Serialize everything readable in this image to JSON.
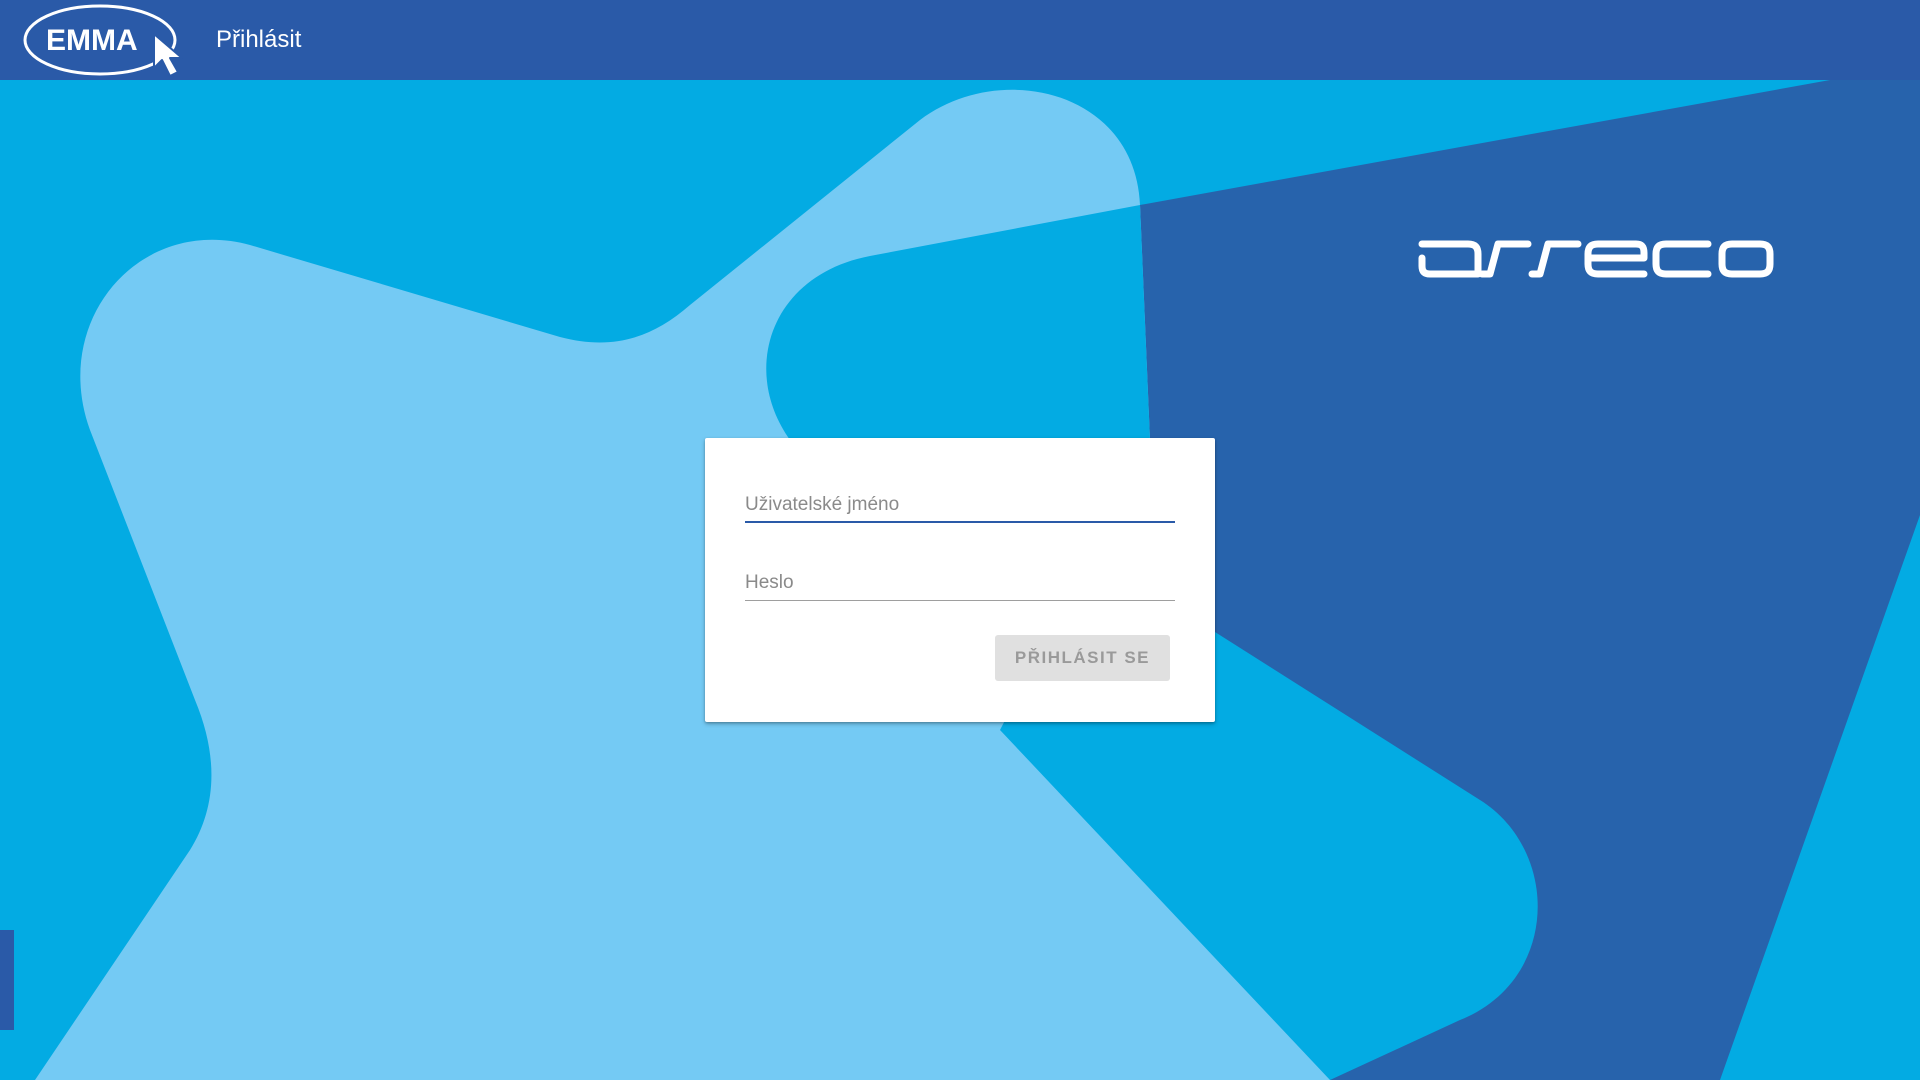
{
  "header": {
    "logo_text": "EMMA",
    "title": "Přihlásit"
  },
  "brand": {
    "logo_text": "asseco"
  },
  "login": {
    "username_placeholder": "Uživatelské jméno",
    "username_value": "",
    "password_placeholder": "Heslo",
    "password_value": "",
    "submit_label": "PŘIHLÁSIT SE",
    "submit_enabled": false
  },
  "colors": {
    "header": "#2a5aa8",
    "background_cyan": "#03abe3",
    "background_light": "#74caf4",
    "background_dark": "#2763ac",
    "card": "#ffffff",
    "button_disabled": "#e0e0e0"
  },
  "icons": {
    "logo_cursor": "cursor-arrow-icon"
  }
}
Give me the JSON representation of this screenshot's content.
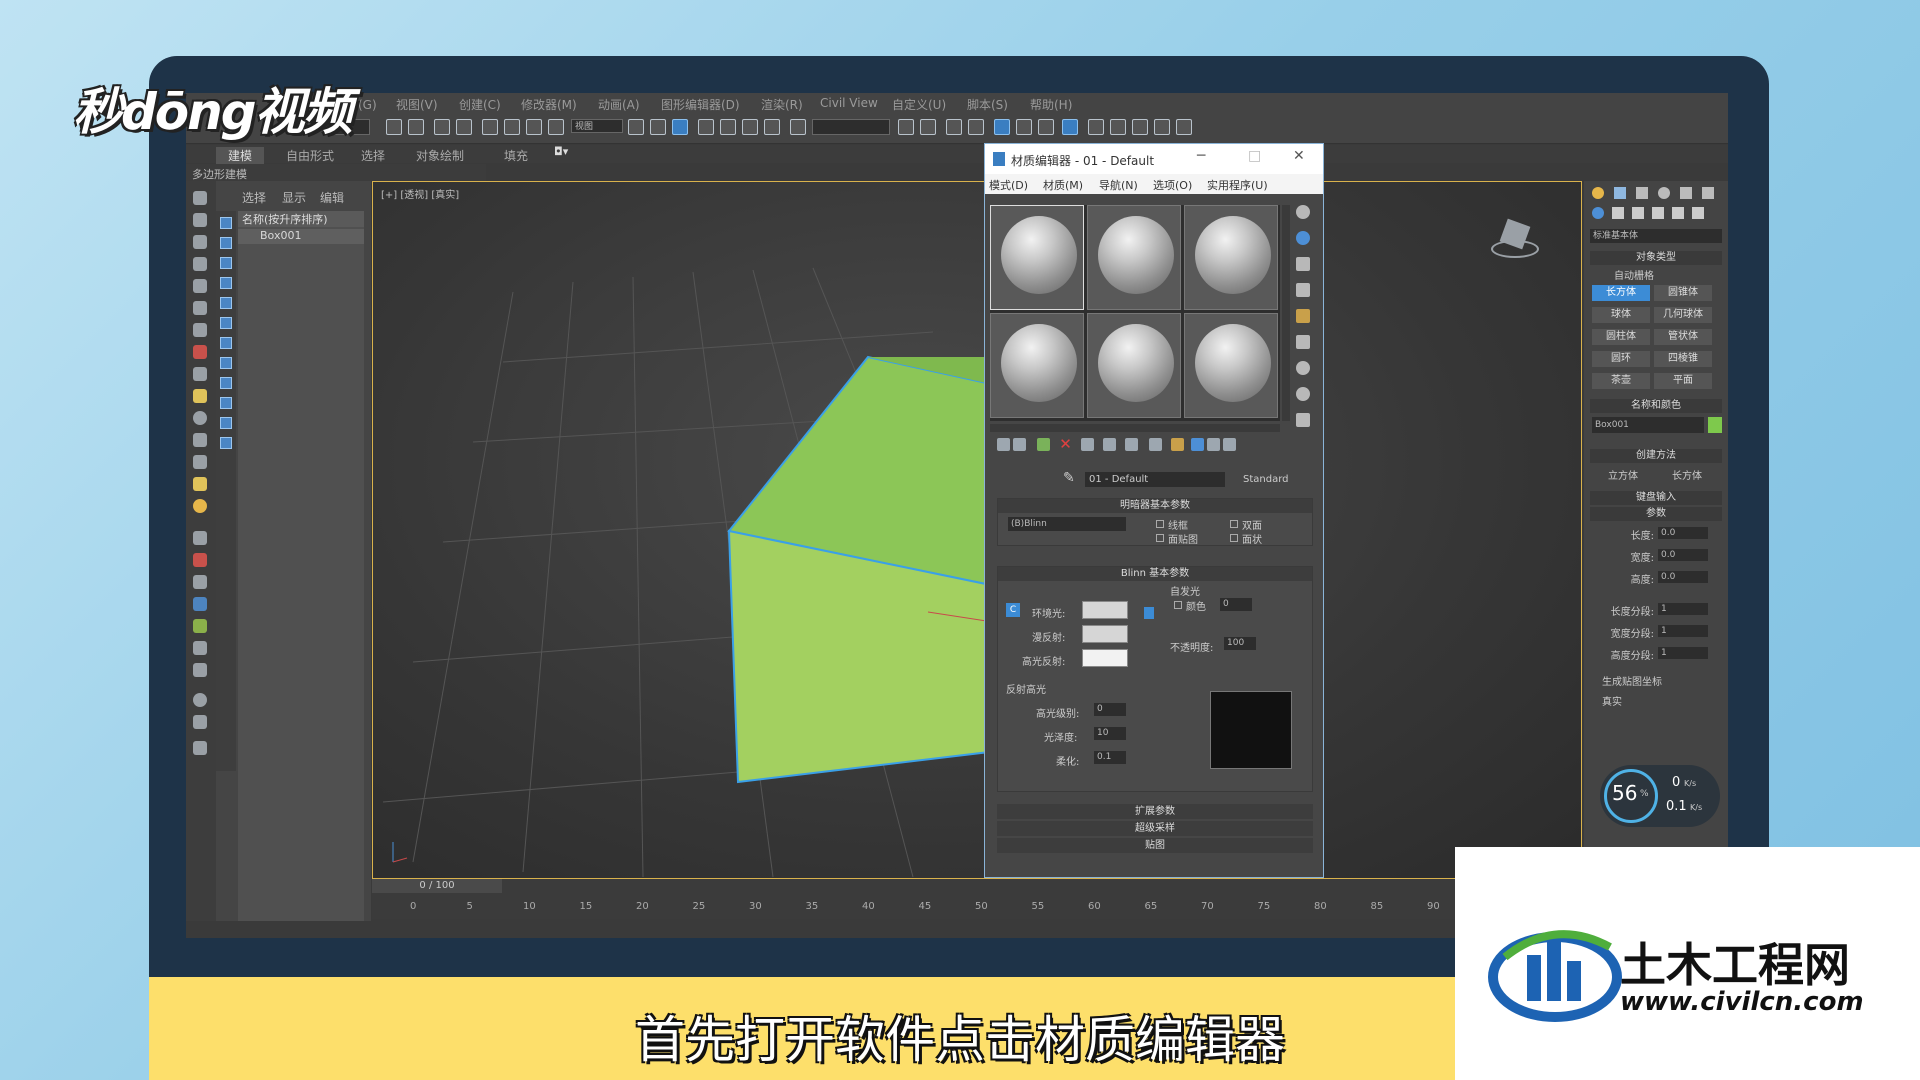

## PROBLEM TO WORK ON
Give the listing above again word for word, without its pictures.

## SOLUTION TO THIS PROBLEM
Serialize everything readable in this image to JSON.
{
  "header": {
    "logo_text": "EMMA",
    "title": "Přihlásit"
  },
  "brand": {
    "logo_text": "asseco"
  },
  "login": {
    "username_placeholder": "Uživatelské jméno",
    "username_value": "",
    "password_placeholder": "Heslo",
    "password_value": "",
    "submit_label": "PŘIHLÁSIT SE",
    "submit_enabled": false
  },
  "colors": {
    "header": "#2a5aa8",
    "background_cyan": "#03abe3",
    "background_light": "#74caf4",
    "background_dark": "#2763ac",
    "card": "#ffffff",
    "button_disabled": "#e0e0e0"
  },
  "icons": {
    "logo_cursor": "cursor-arrow-icon"
  }
}
Give me the JSON representation of this screenshot's content.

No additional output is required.